Trans fats linked to memory damage

A new study shows that eating trans fats may be associated with memory loss, according to a study presented last week at the American Heart Association scientific sessions. Trans fats, also known as partially hydrogenated vegetable oil and vegetable shortening, were included for years in products like margarine and were added to increase the shelf life of packaged crackers and cookies.

“These artificial fats penetrate every cell in the body and can disrupt basic cell functions, ” Walter Willett, chairman of the Department of Nutrition at Harvard School of Public Health (HSPH), who was not involved in the research, said of the findings on November 18, 2014 in USA Today.

The University of California, San Diego School of Medicine researchers tested word recall among 690 young and middle-aged men. Those who reported eating the most trans fat remembered 11 fewer words out of 104 than those who ate the least.

The amount of trans fat in the food supply has been reduced considerably since 2006 when manufacturers were required to list trans fats on labels. Willett said this has helped reduce heart disease and diabetes in areas, including Boston, where trans fats have been banned.

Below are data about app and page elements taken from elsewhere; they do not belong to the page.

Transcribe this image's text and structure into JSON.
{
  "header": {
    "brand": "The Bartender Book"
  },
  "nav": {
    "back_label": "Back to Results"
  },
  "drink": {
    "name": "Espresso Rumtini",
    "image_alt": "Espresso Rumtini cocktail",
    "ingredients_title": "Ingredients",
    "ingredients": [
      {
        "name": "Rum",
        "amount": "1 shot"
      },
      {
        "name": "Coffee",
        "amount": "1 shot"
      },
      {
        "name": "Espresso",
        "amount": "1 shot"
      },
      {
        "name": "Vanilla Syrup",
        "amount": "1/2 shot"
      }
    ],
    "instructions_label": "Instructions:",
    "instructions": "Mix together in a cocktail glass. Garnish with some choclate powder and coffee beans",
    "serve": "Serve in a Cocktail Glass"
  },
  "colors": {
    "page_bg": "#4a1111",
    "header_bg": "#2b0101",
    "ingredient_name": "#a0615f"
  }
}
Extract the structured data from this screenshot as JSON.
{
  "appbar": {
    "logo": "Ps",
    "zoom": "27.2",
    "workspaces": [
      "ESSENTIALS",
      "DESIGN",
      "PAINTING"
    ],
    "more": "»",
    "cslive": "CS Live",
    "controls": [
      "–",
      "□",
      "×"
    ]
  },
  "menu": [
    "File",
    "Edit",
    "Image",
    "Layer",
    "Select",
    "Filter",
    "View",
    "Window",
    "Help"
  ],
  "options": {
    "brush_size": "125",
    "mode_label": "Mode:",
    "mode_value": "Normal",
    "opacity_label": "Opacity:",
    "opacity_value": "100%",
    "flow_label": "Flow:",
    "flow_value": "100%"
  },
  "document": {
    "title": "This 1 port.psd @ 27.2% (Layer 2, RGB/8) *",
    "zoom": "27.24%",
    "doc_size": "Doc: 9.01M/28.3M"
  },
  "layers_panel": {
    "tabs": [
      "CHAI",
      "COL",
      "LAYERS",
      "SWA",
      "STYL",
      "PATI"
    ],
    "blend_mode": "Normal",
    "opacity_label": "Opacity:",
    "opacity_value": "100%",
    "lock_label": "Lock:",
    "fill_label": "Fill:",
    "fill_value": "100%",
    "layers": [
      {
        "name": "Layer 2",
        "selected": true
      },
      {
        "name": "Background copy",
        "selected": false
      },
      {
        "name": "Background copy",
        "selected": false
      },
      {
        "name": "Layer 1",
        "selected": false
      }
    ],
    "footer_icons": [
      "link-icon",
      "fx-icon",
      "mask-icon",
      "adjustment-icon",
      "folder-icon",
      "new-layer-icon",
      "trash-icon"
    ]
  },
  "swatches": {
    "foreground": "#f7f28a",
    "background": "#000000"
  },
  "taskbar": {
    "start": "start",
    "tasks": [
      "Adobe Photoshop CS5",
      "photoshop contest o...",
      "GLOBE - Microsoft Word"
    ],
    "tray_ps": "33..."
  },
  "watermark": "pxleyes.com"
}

Read the USA Today article: Eating trans fat may damage memory

Learn more

Fats and Cholesterol (The HSPH Nutrition Source)